## EXERCISE REQUIREMENTS
Whenever a line in the material below contains "view", copy that line.

## DATA FOR THIS TASK
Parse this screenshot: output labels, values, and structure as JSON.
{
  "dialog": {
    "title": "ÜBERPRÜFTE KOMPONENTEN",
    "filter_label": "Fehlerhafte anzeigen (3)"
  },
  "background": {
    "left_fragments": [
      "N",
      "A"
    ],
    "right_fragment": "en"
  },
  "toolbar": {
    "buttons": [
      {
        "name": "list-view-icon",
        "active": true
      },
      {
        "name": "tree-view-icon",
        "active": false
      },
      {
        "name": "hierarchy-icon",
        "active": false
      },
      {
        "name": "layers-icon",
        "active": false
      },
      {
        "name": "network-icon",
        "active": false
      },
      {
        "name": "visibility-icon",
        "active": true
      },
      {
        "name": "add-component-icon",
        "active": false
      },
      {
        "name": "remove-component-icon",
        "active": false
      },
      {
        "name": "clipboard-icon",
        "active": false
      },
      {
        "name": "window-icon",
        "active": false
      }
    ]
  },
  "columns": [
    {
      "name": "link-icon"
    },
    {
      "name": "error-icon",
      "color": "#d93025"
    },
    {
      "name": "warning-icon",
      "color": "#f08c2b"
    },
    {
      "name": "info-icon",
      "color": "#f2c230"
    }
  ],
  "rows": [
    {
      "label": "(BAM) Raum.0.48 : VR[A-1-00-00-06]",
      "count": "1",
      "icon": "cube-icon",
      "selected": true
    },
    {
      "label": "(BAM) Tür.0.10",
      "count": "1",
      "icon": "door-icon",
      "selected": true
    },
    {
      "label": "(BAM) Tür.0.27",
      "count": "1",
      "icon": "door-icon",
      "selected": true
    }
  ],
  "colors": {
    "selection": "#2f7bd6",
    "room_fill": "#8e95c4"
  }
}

## OUTPUT
        "name": "list-view-icon",
        "name": "tree-view-icon",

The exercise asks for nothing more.